-------- Data extract

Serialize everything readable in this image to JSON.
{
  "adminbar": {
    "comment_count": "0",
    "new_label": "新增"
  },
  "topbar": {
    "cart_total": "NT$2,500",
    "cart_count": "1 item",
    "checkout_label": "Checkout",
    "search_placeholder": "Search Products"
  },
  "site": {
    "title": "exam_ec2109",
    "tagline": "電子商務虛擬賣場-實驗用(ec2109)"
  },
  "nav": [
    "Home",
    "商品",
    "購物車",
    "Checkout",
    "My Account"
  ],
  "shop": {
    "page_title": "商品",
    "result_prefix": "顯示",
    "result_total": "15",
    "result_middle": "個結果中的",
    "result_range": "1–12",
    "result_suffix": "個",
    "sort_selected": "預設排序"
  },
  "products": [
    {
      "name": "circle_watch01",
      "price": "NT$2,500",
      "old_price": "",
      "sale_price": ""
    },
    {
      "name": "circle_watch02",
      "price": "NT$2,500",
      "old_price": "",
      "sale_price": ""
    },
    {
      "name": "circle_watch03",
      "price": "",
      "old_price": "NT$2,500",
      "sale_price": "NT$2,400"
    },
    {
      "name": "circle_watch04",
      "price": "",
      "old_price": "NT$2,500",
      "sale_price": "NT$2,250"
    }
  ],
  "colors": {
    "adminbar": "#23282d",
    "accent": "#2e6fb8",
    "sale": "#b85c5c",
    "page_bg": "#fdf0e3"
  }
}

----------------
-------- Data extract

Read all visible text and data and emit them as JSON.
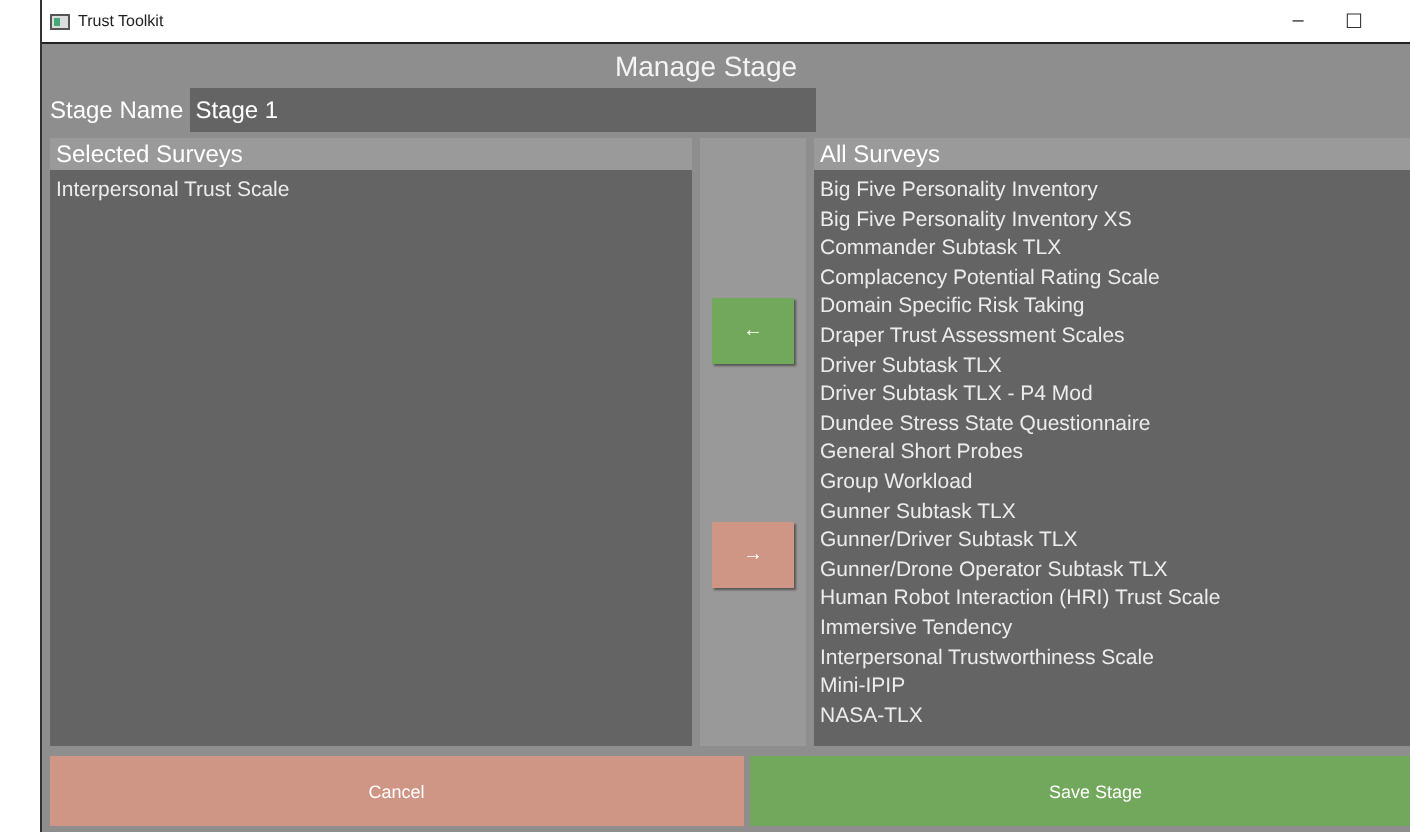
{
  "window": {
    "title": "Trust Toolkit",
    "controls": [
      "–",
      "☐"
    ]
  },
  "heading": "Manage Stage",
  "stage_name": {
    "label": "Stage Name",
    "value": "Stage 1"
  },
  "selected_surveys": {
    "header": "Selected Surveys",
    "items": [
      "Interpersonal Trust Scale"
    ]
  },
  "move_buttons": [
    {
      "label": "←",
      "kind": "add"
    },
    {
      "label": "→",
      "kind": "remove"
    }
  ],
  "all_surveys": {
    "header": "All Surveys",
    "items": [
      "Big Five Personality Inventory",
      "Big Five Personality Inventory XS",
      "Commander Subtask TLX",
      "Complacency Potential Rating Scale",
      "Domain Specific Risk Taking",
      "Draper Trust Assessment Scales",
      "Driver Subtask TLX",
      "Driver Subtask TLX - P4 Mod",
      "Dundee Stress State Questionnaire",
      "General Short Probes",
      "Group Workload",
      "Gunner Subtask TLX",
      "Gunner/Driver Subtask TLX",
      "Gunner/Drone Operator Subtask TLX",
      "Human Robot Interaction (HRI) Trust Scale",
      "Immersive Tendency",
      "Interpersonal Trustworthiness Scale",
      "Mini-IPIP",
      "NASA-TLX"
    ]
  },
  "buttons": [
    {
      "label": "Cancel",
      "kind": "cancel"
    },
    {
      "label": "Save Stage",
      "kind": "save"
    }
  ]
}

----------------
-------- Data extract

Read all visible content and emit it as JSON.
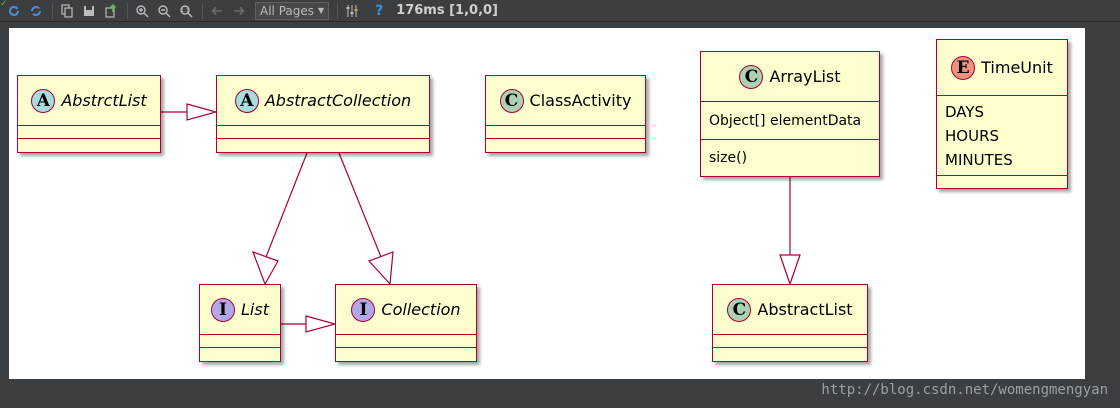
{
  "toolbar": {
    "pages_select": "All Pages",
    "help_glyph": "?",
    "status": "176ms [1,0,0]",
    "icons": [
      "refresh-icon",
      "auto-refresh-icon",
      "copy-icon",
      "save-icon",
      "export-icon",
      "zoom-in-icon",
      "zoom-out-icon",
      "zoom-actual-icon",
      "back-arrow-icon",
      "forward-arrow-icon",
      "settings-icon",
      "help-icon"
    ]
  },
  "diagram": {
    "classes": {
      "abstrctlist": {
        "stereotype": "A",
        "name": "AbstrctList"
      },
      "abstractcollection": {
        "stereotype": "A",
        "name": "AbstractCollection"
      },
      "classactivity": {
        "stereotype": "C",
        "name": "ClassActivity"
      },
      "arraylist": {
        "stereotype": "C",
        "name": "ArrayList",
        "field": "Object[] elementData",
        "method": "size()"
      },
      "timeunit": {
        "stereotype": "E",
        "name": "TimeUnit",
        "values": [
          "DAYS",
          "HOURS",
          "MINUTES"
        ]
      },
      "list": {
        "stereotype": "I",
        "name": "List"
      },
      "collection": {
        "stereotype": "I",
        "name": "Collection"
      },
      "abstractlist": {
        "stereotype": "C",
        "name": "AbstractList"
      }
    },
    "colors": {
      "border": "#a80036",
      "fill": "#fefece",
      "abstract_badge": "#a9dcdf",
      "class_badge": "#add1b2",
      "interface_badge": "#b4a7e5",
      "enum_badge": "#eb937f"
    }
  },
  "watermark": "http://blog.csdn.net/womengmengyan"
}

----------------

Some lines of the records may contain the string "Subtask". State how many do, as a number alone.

• _Response to this task_
6